We recommend that you start with either the track that covers the content you are most familiar with, or the track that aligns best with the subfield you are looking for a job in. This will help you show off your strongest tech skills and find the roles you’re most interested in. After that, you can take any other quizzes you'd like. As you take additional quizzes that cover new skill areas, you'll see new scores for those skill areas added to your profile. You can update which skills you display to companies at any time. Learn more about showing and hiding your scores.
All of our core assessment quizzes include some CS content, and each contains at least some coding. Here's a breakdown of the specialized skills and knowledge tested in each of our core tracks:
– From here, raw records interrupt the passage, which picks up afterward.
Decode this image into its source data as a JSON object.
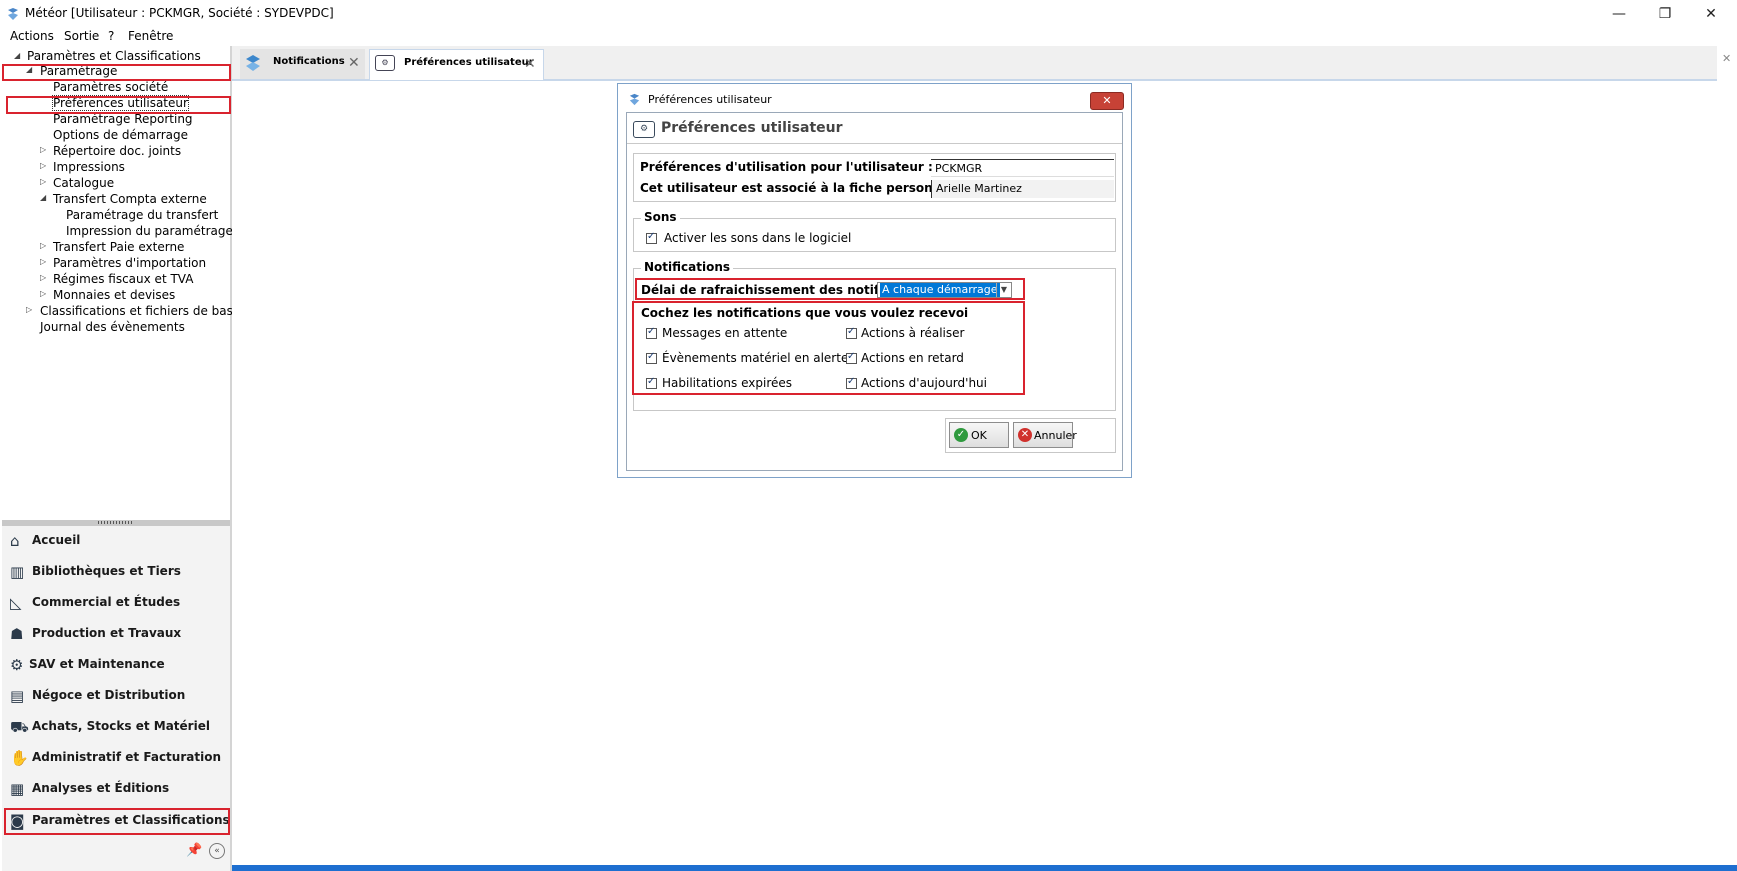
{
  "window": {
    "title": "Météor [Utilisateur : PCKMGR, Société : SYDEVPDC]"
  },
  "menu": [
    "Actions",
    "Sortie",
    "?",
    "Fenêtre"
  ],
  "tree": {
    "root": "Paramètres et Classifications",
    "parametrage": "Paramétrage",
    "items": [
      "Paramètres société",
      "Préférences utilisateur",
      "Paramétrage Reporting",
      "Options de démarrage",
      "Répertoire doc. joints",
      "Impressions",
      "Catalogue",
      "Transfert Compta externe",
      "Paramétrage du transfert",
      "Impression du paramétrage",
      "Transfert Paie externe",
      "Paramètres d'importation",
      "Régimes fiscaux et TVA",
      "Monnaies et devises"
    ],
    "classifications": "Classifications et fichiers de base",
    "journal": "Journal des évènements"
  },
  "nav": [
    "Accueil",
    "Bibliothèques et Tiers",
    "Commercial et Études",
    "Production et Travaux",
    "SAV et Maintenance",
    "Négoce et Distribution",
    "Achats, Stocks et Matériel",
    "Administratif et Facturation",
    "Analyses et Éditions",
    "Paramètres et Classifications"
  ],
  "tabs": [
    "Notifications",
    "Préférences utilisateur"
  ],
  "dialog": {
    "title": "Préférences utilisateur",
    "header": "Préférences utilisateur",
    "user_label": "Préférences d'utilisation pour l'utilisateur :",
    "user_value": "PCKMGR",
    "personnel_label": "Cet utilisateur est associé à la fiche personnel :",
    "personnel_value": "Arielle Martinez",
    "sons_title": "Sons",
    "sons_checkbox": "Activer les sons dans le logiciel",
    "notif_title": "Notifications",
    "delai_label": "Délai de rafraichissement des notifications",
    "delai_value": "A chaque démarrage",
    "cochez_label": "Cochez les notifications que vous voulez recevoi",
    "checks_left": [
      "Messages en attente",
      "Évènements matériel en alerte",
      "Habilitations expirées"
    ],
    "checks_right": [
      "Actions à réaliser",
      "Actions en retard",
      "Actions d'aujourd'hui"
    ],
    "ok": "OK",
    "cancel": "Annuler"
  },
  "colors": {
    "highlight_red": "#d9232e",
    "selection_blue": "#0078d7",
    "accent": "#1e6fd0"
  }
}
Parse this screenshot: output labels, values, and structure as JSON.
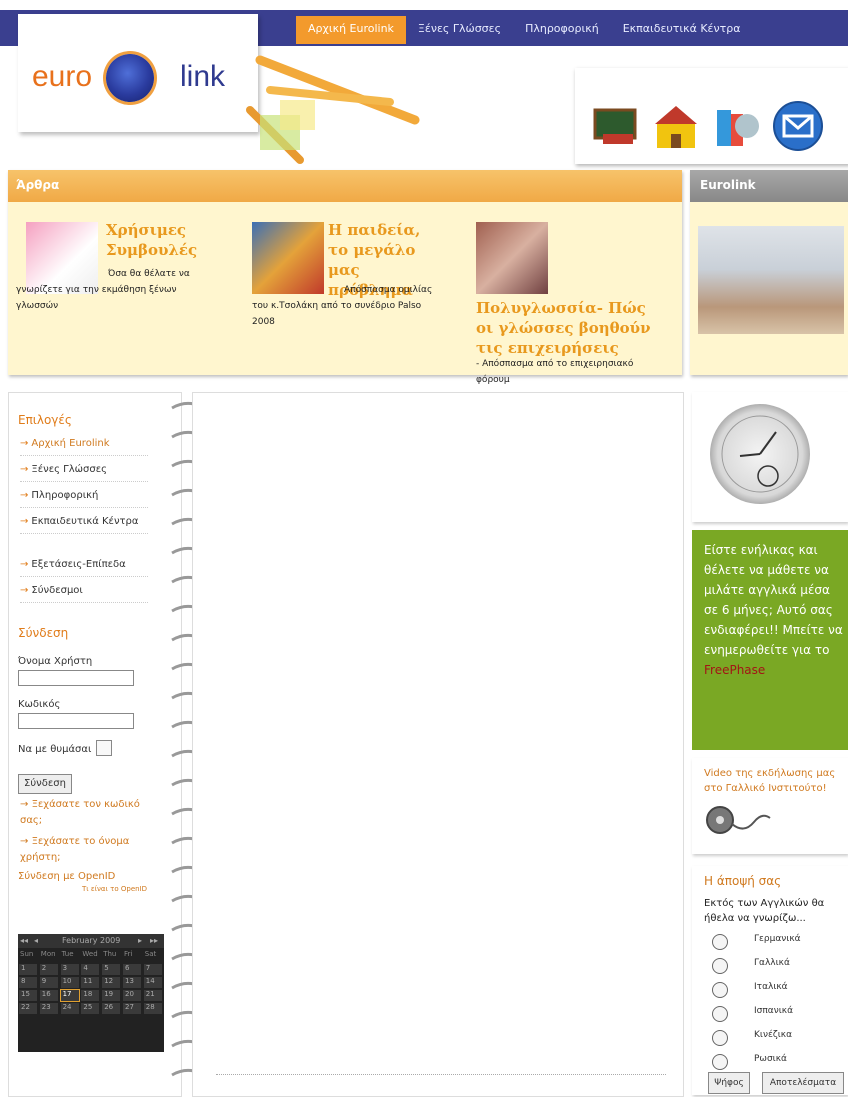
{
  "nav": {
    "items": [
      "Αρχική Eurolink",
      "Ξένες Γλώσσες",
      "Πληροφορική",
      "Εκπαιδευτικά Κέντρα"
    ],
    "active_index": 0
  },
  "logo": {
    "part1": "euro",
    "part2": "link"
  },
  "articles": {
    "title": "Άρθρα",
    "items": [
      {
        "title": "Χρήσιμες Συμβουλές",
        "text": "Όσα θα θέλατε να γνωρίζετε για την εκμάθηση ξένων γλωσσών"
      },
      {
        "title": "Η παιδεία, το μεγάλο μας πρόβλημα",
        "text": "Απόσπασμα ομιλίας του κ.Τσολάκη από το συνέδριο Palso 2008"
      },
      {
        "title": "Πολυγλωσσία- Πώς οι γλώσσες βοηθούν τις επιχειρήσεις",
        "text": "- Απόσπασμα από το επιχειρησιακό φόρουμ"
      }
    ]
  },
  "eurolink_box": {
    "title": "Eurolink"
  },
  "sidebar": {
    "options_title": "Επιλογές",
    "menu": [
      "Αρχική Eurolink",
      "Ξένες Γλώσσες",
      "Πληροφορική",
      "Εκπαιδευτικά Κέντρα"
    ],
    "menu2": [
      "Εξετάσεις-Επίπεδα",
      "Σύνδεσμοι"
    ],
    "login_title": "Σύνδεση",
    "username_label": "Όνομα Χρήστη",
    "password_label": "Κωδικός",
    "remember_label": "Να με θυμάσαι",
    "login_button": "Σύνδεση",
    "forgot_password": "Ξεχάσατε τον κωδικό σας;",
    "forgot_username": "Ξεχάσατε το όνομα χρήστη;",
    "openid": "Σύνδεση με OpenID",
    "openid_small": "Τι είναι το OpenID"
  },
  "calendar": {
    "month": "February 2009",
    "weekdays": [
      "Sun",
      "Mon",
      "Tue",
      "Wed",
      "Thu",
      "Fri",
      "Sat"
    ],
    "days": [
      1,
      2,
      3,
      4,
      5,
      6,
      7,
      8,
      9,
      10,
      11,
      12,
      13,
      14,
      15,
      16,
      17,
      18,
      19,
      20,
      21,
      22,
      23,
      24,
      25,
      26,
      27,
      28
    ],
    "today": 17,
    "nav_prev_year": "◂◂",
    "nav_prev": "◂",
    "nav_next": "▸",
    "nav_next_year": "▸▸"
  },
  "green_box": {
    "text": "Είστε ενήλικας και θέλετε να μάθετε να μιλάτε αγγλικά μέσα σε 6 μήνες; Αυτό σας ενδιαφέρει!! Μπείτε να ενημερωθείτε για το",
    "link": "FreePhase"
  },
  "video_box": {
    "text": "Video της εκδήλωσης μας στο Γαλλικό Ινστιτούτο!"
  },
  "poll": {
    "title": "Η άποψή σας",
    "question": "Εκτός των Αγγλικών θα ήθελα να γνωρίζω...",
    "options": [
      "Γερμανικά",
      "Γαλλικά",
      "Ιταλικά",
      "Ισπανικά",
      "Κινέζικα",
      "Ρωσικά"
    ],
    "vote_button": "Ψήφος",
    "results_button": "Αποτελέσματα"
  },
  "colors": {
    "nav_bg": "#3a3f8f",
    "active_tab": "#f39a2c",
    "accent": "#e07c1a",
    "green": "#7aa824"
  }
}
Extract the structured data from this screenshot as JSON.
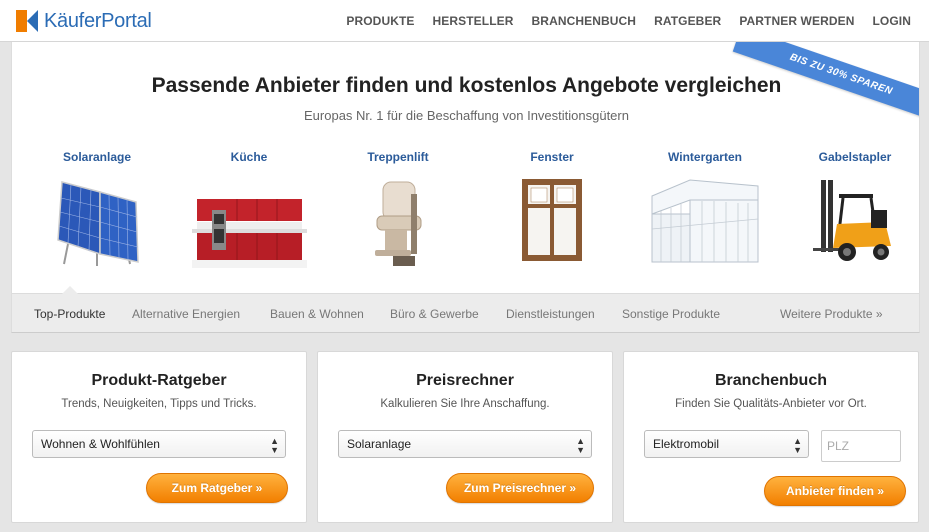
{
  "brand": {
    "name": "KäuferPortal"
  },
  "nav": [
    "PRODUKTE",
    "HERSTELLER",
    "BRANCHENBUCH",
    "RATGEBER",
    "PARTNER WERDEN",
    "LOGIN"
  ],
  "ribbon": "BIS ZU 30% SPAREN",
  "hero": {
    "title": "Passende Anbieter finden und kostenlos Angebote vergleichen",
    "subtitle": "Europas Nr. 1 für die Beschaffung von Investitionsgütern"
  },
  "products": [
    {
      "name": "Solaranlage",
      "icon": "solar-panel-icon"
    },
    {
      "name": "Küche",
      "icon": "kitchen-icon"
    },
    {
      "name": "Treppenlift",
      "icon": "stairlift-icon"
    },
    {
      "name": "Fenster",
      "icon": "window-icon"
    },
    {
      "name": "Wintergarten",
      "icon": "conservatory-icon"
    },
    {
      "name": "Gabelstapler",
      "icon": "forklift-icon"
    }
  ],
  "categories": [
    "Top-Produkte",
    "Alternative Energien",
    "Bauen & Wohnen",
    "Büro & Gewerbe",
    "Dienstleistungen",
    "Sonstige Produkte",
    "Weitere Produkte »"
  ],
  "cards": {
    "ratgeber": {
      "title": "Produkt-Ratgeber",
      "desc": "Trends, Neuigkeiten, Tipps und Tricks.",
      "select": "Wohnen & Wohlfühlen",
      "button": "Zum Ratgeber »"
    },
    "rechner": {
      "title": "Preisrechner",
      "desc": "Kalkulieren Sie Ihre Anschaffung.",
      "select": "Solaranlage",
      "button": "Zum Preisrechner »"
    },
    "branchenbuch": {
      "title": "Branchenbuch",
      "desc": "Finden Sie Qualitäts-Anbieter vor Ort.",
      "select": "Elektromobil",
      "plz_placeholder": "PLZ",
      "button": "Anbieter finden »"
    }
  },
  "colors": {
    "brand_blue": "#2b6cb5",
    "brand_orange": "#f07d00",
    "button_orange": "#f5890f",
    "ribbon_blue": "#4a86d8"
  }
}
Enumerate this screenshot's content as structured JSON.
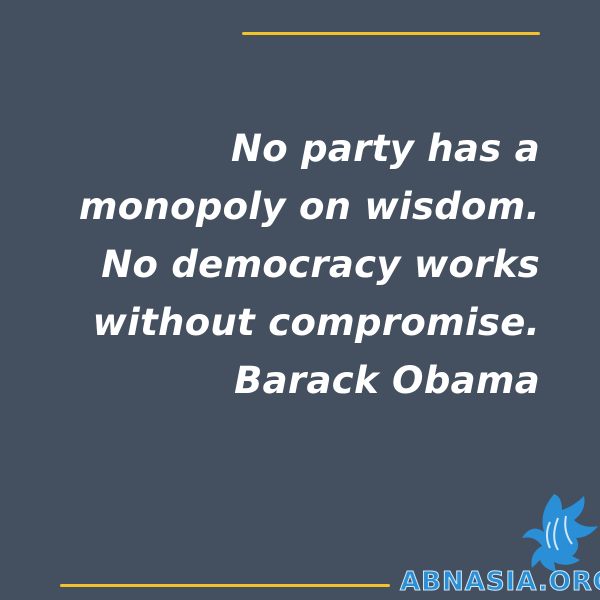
{
  "quote": {
    "lines": [
      "No party has a",
      "monopoly on wisdom.",
      "No democracy works",
      "without compromise.",
      "Barack Obama"
    ]
  },
  "branding": {
    "site": "ABNASIA.ORG",
    "logo_icon": "winged-lion-icon",
    "logo_color": "#2a8fd6"
  },
  "colors": {
    "background": "#44505f",
    "accent_rule": "#f2c32a",
    "text": "#ffffff"
  }
}
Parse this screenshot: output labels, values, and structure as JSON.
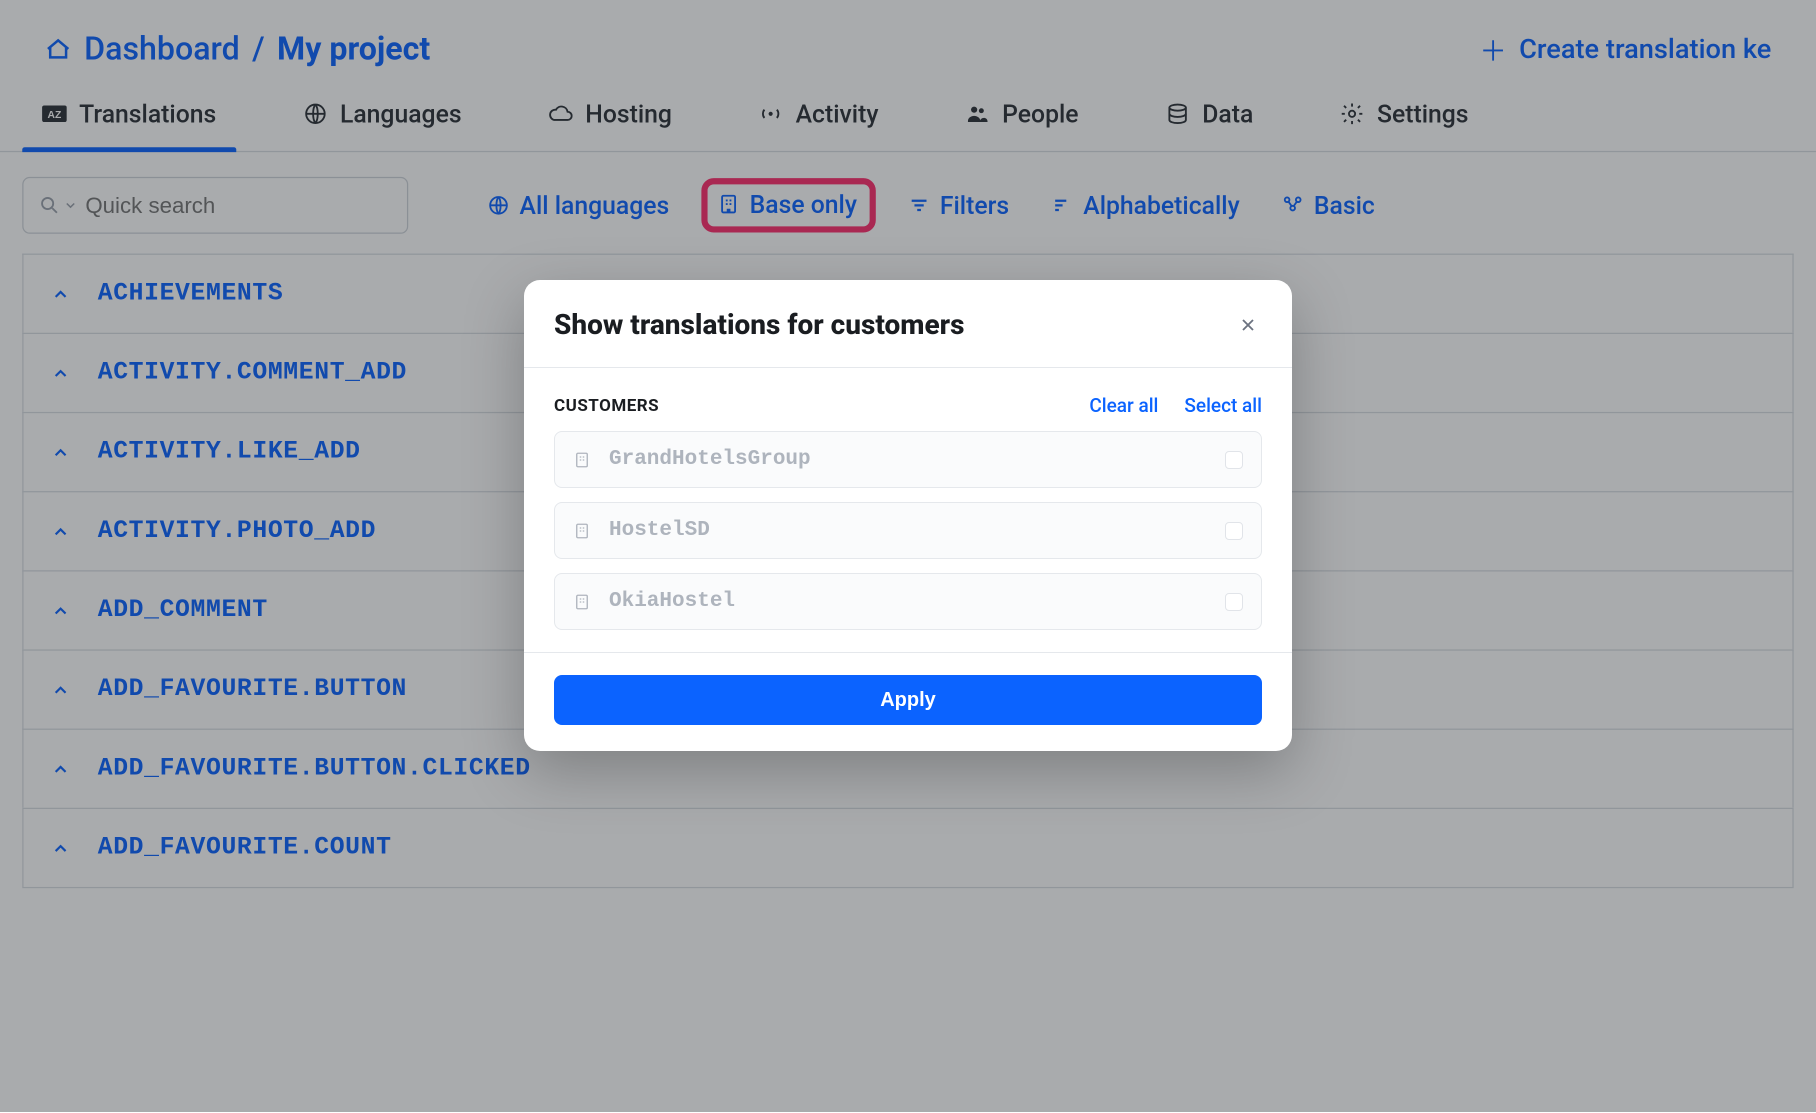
{
  "breadcrumb": {
    "home": "Dashboard",
    "current": "My project"
  },
  "header": {
    "create_label": "Create translation ke"
  },
  "tabs": [
    {
      "label": "Translations",
      "icon": "az",
      "active": true
    },
    {
      "label": "Languages",
      "icon": "globe",
      "active": false
    },
    {
      "label": "Hosting",
      "icon": "cloud",
      "active": false
    },
    {
      "label": "Activity",
      "icon": "signal",
      "active": false
    },
    {
      "label": "People",
      "icon": "people",
      "active": false
    },
    {
      "label": "Data",
      "icon": "database",
      "active": false
    },
    {
      "label": "Settings",
      "icon": "gear",
      "active": false
    }
  ],
  "toolbar": {
    "search_placeholder": "Quick search",
    "all_languages": "All languages",
    "base_only": "Base only",
    "filters": "Filters",
    "sort": "Alphabetically",
    "view": "Basic"
  },
  "keys": [
    "ACHIEVEMENTS",
    "ACTIVITY.COMMENT_ADD",
    "ACTIVITY.LIKE_ADD",
    "ACTIVITY.PHOTO_ADD",
    "ADD_COMMENT",
    "ADD_FAVOURITE.BUTTON",
    "ADD_FAVOURITE.BUTTON.CLICKED",
    "ADD_FAVOURITE.COUNT"
  ],
  "modal": {
    "title": "Show translations for customers",
    "section_label": "CUSTOMERS",
    "clear_all": "Clear all",
    "select_all": "Select all",
    "customers": [
      {
        "name": "GrandHotelsGroup",
        "checked": false
      },
      {
        "name": "HostelSD",
        "checked": false
      },
      {
        "name": "OkiaHostel",
        "checked": false
      }
    ],
    "apply": "Apply"
  },
  "colors": {
    "accent": "#0b63ff",
    "highlight": "#ff2d6c"
  }
}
This is our oldest and broadest track. It covers a broad array of topics, and emphasizes the back-end of web applications. This quiz is a good option for engineers familiar with full-stack engineering, including strong knowledge of the back-end. Those without any professional engineering experience may want to consider the entry-level version of our Generalist quiz.
This track focuses on in-browser front-end web development in modern frameworks like React and Angular. It also includes some back-end content in order to cover front-end-focused full-stack engineers. Those without any professional engineering experience may want to consider the entry-level version of our Front-end quiz.
We have mobile tracks for both iOS and Android, each of which emphasize native app development on their respective platform (not systems programming). They cover core concepts of native development on each platform, everyday UI components, and the basics of the associated languages (Objective-C/Swift or Java/Kotlin).
This track covers the ability to implement ML models in code and troubleshoot them in production. It emphasizes practical understanding of ML systems in production over underlying theory. Topics include model design, hyperparameter tuning, and common sources of error in production ML.
This track covers statistical literacy and data-analysis skills. It also includes knowledge of common data libraries like pandas and NumPy.
DevOpsThis track tests an engineer’s ability to configure and maintain infrastructure, especially in the context of modern cloud platforms. It covers knowledge of scripting, infrastructure, cloud deployment, and performance and reliability engineering.